Also, who can find the two rules that go together? One was built upon the other, and there are only 4 rules, so it shouldn't be too hard 
Hi Prodigeeman
Here is the explanation:
Take a general 3 digit number, say a$b$c (here the $ means concatenation, e.g. 1$2$3 = 123).
We then reverse it, to get c$b$a.
Now we subtract the smaller from the larger.
Let's suppose, for now, that a>=c (we'll look at the other case later).
Then we get a$b$c  c$b$a.
If a=c, we get 0, so rule this out i.e. (Rule 1) exclude numbers like a$b$a (symmetrical numbers).
So (still assuming a >= c) we have a > c, and can write a = c + d where 1 <= d <= 9.
Let's now do the subtraction:
Code: 
Hundreds Tens Units
a b c
 c b a
_____________________

Units: subtract a from c. But a > c, so we must borrow 1 from the tens, and get:
Code: 
Hundreds Tens Units
a b1 10+c
 c b a
_____________________

Recalling that a = c + d, we can write:
Code: 
Hundreds Tens Units
c+d b1 10+c
 c b c+d
_____________________
10d

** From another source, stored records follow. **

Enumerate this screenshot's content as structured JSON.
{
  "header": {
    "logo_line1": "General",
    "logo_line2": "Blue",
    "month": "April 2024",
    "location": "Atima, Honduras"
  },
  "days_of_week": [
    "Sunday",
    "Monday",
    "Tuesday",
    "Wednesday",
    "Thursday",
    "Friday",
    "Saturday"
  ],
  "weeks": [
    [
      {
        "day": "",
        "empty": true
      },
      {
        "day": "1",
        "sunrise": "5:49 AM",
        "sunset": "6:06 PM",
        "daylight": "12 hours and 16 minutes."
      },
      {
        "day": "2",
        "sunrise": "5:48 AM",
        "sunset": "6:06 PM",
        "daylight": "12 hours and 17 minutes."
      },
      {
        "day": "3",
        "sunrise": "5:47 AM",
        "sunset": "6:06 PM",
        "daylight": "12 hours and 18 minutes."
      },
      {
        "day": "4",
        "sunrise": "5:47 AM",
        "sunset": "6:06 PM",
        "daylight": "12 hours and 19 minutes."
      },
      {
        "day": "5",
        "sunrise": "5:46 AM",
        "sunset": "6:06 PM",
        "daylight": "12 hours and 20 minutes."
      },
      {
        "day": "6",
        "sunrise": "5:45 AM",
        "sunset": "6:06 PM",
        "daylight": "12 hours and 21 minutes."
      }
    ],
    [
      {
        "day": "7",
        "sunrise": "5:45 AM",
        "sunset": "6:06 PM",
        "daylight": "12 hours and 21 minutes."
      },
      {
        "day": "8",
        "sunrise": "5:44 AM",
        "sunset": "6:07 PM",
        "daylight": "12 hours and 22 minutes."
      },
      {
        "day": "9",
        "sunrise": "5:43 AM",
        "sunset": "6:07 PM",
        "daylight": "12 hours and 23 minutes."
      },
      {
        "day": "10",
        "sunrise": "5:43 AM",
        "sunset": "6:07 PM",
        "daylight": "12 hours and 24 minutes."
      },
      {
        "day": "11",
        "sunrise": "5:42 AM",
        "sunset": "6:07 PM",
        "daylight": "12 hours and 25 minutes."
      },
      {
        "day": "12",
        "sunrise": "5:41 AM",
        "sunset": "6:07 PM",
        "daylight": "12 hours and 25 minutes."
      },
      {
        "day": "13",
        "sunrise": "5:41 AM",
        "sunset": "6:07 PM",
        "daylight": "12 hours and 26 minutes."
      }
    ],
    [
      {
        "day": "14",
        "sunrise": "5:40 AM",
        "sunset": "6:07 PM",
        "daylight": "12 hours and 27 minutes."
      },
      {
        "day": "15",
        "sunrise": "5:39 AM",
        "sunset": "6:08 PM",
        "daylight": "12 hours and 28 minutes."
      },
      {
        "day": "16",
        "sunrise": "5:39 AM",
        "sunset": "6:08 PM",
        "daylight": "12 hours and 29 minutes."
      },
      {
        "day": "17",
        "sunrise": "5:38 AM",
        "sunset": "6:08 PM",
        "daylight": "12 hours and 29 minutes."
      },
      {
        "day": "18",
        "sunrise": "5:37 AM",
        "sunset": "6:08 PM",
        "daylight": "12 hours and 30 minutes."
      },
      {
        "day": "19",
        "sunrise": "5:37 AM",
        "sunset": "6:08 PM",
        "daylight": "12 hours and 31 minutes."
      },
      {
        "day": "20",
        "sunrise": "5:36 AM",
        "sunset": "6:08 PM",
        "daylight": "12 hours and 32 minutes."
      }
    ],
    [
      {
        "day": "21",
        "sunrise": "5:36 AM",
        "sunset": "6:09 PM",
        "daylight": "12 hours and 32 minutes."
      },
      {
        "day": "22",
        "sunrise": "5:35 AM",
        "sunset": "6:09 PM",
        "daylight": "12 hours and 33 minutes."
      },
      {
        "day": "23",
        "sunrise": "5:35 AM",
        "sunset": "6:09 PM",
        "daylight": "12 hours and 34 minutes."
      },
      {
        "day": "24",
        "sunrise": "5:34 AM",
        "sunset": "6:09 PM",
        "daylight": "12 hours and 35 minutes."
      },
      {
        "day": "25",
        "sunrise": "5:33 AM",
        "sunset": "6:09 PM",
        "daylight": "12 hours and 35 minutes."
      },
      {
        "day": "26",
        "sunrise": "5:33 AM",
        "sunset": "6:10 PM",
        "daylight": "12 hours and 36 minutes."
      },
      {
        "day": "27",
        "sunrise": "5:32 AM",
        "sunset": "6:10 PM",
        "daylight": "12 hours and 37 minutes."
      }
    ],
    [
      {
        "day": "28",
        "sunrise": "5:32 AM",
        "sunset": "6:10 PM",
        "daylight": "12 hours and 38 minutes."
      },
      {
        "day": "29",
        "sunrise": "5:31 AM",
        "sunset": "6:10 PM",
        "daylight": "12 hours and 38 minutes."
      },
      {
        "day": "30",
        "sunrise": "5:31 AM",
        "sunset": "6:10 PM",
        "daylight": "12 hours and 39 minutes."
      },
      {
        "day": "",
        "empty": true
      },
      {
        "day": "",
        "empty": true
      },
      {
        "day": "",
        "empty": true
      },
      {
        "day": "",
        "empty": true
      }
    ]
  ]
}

Here we've subtracted the units. Note that since 1 <= d <= 9, we have 1 <= 10d <= 9, so 10d is a bona fide digit.
To subtract the tens, we must first borrow 1 from the hundreds:
Code: 
Hundreds Tens Units
c+d1 b+9 10+c
 c b c+d
_____________________
d1 9 10d

Now lets add this result to its reverse.
To get what we want, we need this to be a genuine 3 digit number: (Rule 2) if a > c, then d1 >= 1, i.e. d >= 2, i.e. a  c >= 2.
i.e. if a > c then a >= c + 2, i.e. a must be at least 2 greater than c (this rules out 201 & 110).
Code: 
Hundreds Tens Units
d1 9 10d
+ 10d 9 d1
_____________________
10 8 9

Note that the tens add up to 18, carrying 1 to the hundreds.
We get the expected answer: 1089
Remember that we assumed a >= c.
So let's now look at the case a < c.
Then once again we need a genuine 3 digit number, so (Rule 3) a <> 0
the above rules apply to the reversed number, c$b$a
Rule 1 (symmetrical numbers) can't happen.
Rule 2 tells us (Rule 4) that if c > a then c >= a + 2, i.e. c must be at least 2 greater than a (this rules out 102).
So we have 4 rules (swapping the numbering of 2 & 3):
1) a <> c
2) a <> 0
3) if a > c then a >= c+2, i.e. a<>c+1
4) if c > a then c >= a+2, i.e. c<>a+1
So there you have it, the whole book of rules, no more unruly numbers lurking out there! 
Nice explanation.
Thanks bro.
This is quite interesting. Hope I can remember it.
Now I tried to use 808, but it didn't work out the way it should have and instead, it gave me a wrong answer... Otherwise, my friends might find this more amusing.
WolfAngelxx wrote:  Now I tried to use 808, but it didn't work out the way it should have and instead, it gave me a wrong answer... Otherwise, my friends might find this more amusing. 
I guess you didn't read any of the other posts in this forum topic, including the second one which made exactly that observation.
OMG!! That is so amazing, how that is possible.